Component data from apps and pages
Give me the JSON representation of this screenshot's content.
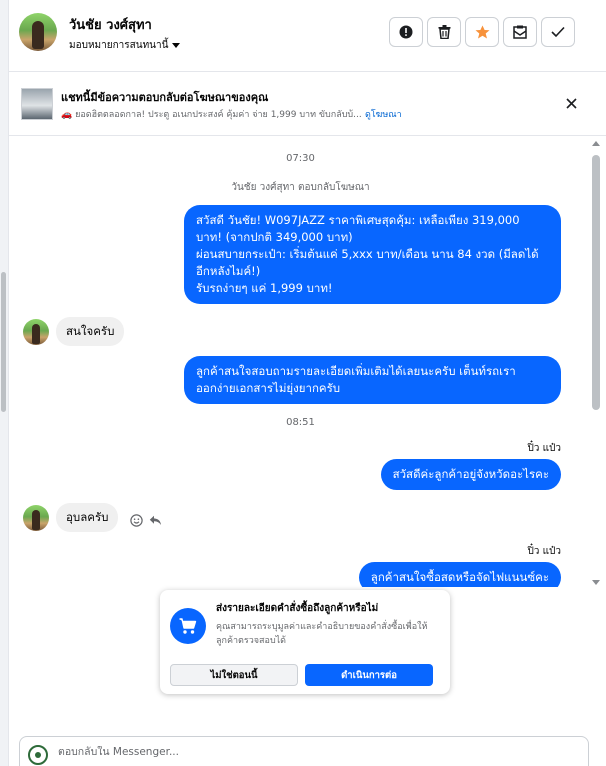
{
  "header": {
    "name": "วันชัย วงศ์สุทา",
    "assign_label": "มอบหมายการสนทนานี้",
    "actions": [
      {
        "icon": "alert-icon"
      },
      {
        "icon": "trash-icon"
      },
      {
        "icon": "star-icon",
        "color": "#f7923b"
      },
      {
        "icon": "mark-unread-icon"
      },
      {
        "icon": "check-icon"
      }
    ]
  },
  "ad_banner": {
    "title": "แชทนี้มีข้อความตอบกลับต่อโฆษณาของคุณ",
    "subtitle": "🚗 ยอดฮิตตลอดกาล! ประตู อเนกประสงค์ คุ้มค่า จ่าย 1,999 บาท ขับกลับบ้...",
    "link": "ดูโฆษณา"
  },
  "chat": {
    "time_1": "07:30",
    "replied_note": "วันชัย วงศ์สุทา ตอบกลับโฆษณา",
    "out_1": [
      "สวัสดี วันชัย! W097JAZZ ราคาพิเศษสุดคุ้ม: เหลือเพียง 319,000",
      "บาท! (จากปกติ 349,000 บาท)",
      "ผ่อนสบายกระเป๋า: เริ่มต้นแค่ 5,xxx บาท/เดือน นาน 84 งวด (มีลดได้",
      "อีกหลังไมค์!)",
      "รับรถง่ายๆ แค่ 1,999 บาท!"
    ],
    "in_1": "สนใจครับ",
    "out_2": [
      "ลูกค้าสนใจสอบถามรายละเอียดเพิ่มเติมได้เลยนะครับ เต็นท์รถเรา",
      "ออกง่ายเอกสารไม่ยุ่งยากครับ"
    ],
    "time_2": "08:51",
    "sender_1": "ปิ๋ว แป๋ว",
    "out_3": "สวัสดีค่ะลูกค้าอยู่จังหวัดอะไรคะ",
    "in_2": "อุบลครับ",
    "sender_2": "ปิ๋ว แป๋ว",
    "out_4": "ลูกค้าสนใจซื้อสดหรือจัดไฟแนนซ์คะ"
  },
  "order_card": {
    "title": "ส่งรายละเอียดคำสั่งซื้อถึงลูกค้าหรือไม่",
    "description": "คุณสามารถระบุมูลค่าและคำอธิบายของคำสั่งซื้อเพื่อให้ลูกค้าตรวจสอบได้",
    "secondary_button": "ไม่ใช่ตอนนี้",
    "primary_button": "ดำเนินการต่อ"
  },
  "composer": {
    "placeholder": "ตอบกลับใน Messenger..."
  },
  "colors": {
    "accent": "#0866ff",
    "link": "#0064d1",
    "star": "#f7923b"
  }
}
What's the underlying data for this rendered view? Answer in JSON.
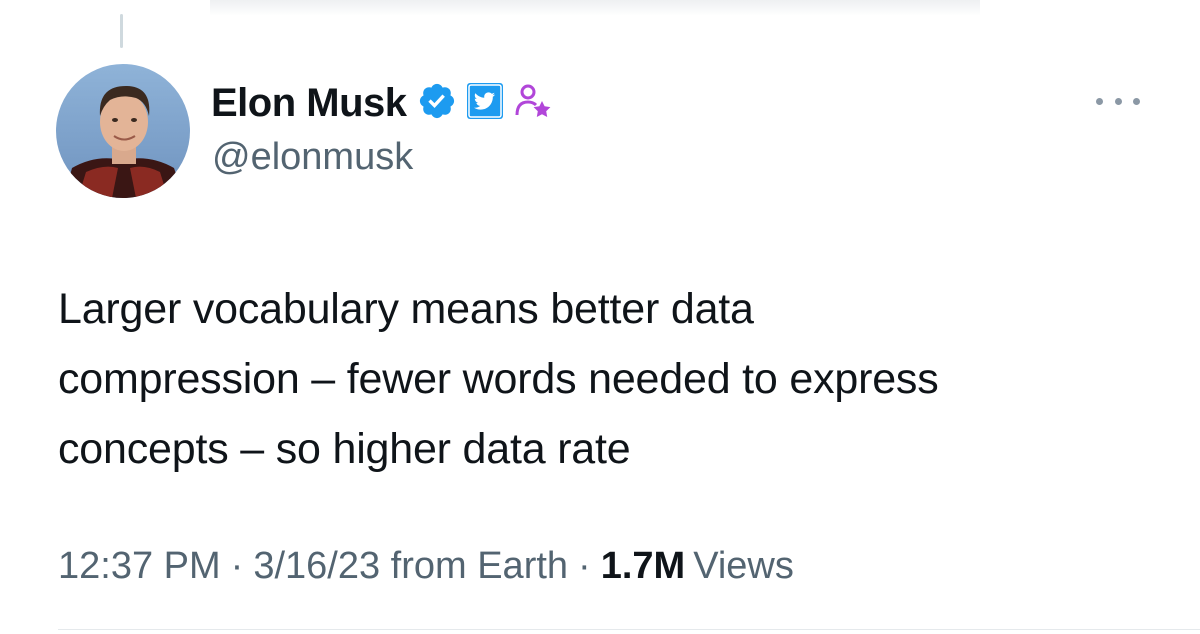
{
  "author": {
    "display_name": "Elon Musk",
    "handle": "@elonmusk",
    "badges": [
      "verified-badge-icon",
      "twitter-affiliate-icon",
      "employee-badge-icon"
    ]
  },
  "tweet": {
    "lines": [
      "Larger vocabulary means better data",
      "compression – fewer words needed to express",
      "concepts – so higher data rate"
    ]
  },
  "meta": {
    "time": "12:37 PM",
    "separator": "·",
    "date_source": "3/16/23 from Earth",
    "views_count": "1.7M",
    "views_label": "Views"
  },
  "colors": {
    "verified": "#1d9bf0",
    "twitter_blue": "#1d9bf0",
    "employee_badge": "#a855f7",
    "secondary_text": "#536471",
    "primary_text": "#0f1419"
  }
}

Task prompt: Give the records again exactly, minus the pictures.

Answer area:
Give me the JSON representation of this screenshot's content.
{
  "header": {
    "name": "วันชัย วงศ์สุทา",
    "assign_label": "มอบหมายการสนทนานี้",
    "actions": [
      {
        "icon": "alert-icon"
      },
      {
        "icon": "trash-icon"
      },
      {
        "icon": "star-icon",
        "color": "#f7923b"
      },
      {
        "icon": "mark-unread-icon"
      },
      {
        "icon": "check-icon"
      }
    ]
  },
  "ad_banner": {
    "title": "แชทนี้มีข้อความตอบกลับต่อโฆษณาของคุณ",
    "subtitle": "🚗 ยอดฮิตตลอดกาล! ประตู อเนกประสงค์ คุ้มค่า จ่าย 1,999 บาท ขับกลับบ้...",
    "link": "ดูโฆษณา"
  },
  "chat": {
    "time_1": "07:30",
    "replied_note": "วันชัย วงศ์สุทา ตอบกลับโฆษณา",
    "out_1": [
      "สวัสดี วันชัย! W097JAZZ ราคาพิเศษสุดคุ้ม: เหลือเพียง 319,000",
      "บาท! (จากปกติ 349,000 บาท)",
      "ผ่อนสบายกระเป๋า: เริ่มต้นแค่ 5,xxx บาท/เดือน นาน 84 งวด (มีลดได้",
      "อีกหลังไมค์!)",
      "รับรถง่ายๆ แค่ 1,999 บาท!"
    ],
    "in_1": "สนใจครับ",
    "out_2": [
      "ลูกค้าสนใจสอบถามรายละเอียดเพิ่มเติมได้เลยนะครับ เต็นท์รถเรา",
      "ออกง่ายเอกสารไม่ยุ่งยากครับ"
    ],
    "time_2": "08:51",
    "sender_1": "ปิ๋ว แป๋ว",
    "out_3": "สวัสดีค่ะลูกค้าอยู่จังหวัดอะไรคะ",
    "in_2": "อุบลครับ",
    "sender_2": "ปิ๋ว แป๋ว",
    "out_4": "ลูกค้าสนใจซื้อสดหรือจัดไฟแนนซ์คะ"
  },
  "order_card": {
    "title": "ส่งรายละเอียดคำสั่งซื้อถึงลูกค้าหรือไม่",
    "description": "คุณสามารถระบุมูลค่าและคำอธิบายของคำสั่งซื้อเพื่อให้ลูกค้าตรวจสอบได้",
    "secondary_button": "ไม่ใช่ตอนนี้",
    "primary_button": "ดำเนินการต่อ"
  },
  "composer": {
    "placeholder": "ตอบกลับใน Messenger..."
  },
  "colors": {
    "accent": "#0866ff",
    "link": "#0064d1",
    "star": "#f7923b"
  }
}
What's the underlying data for this rendered view? Answer in JSON.
{
  "author": {
    "display_name": "Elon Musk",
    "handle": "@elonmusk",
    "badges": [
      "verified-badge-icon",
      "twitter-affiliate-icon",
      "employee-badge-icon"
    ]
  },
  "tweet": {
    "lines": [
      "Larger vocabulary means better data",
      "compression – fewer words needed to express",
      "concepts – so higher data rate"
    ]
  },
  "meta": {
    "time": "12:37 PM",
    "separator": "·",
    "date_source": "3/16/23 from Earth",
    "views_count": "1.7M",
    "views_label": "Views"
  },
  "colors": {
    "verified": "#1d9bf0",
    "twitter_blue": "#1d9bf0",
    "employee_badge": "#a855f7",
    "secondary_text": "#536471",
    "primary_text": "#0f1419"
  }
}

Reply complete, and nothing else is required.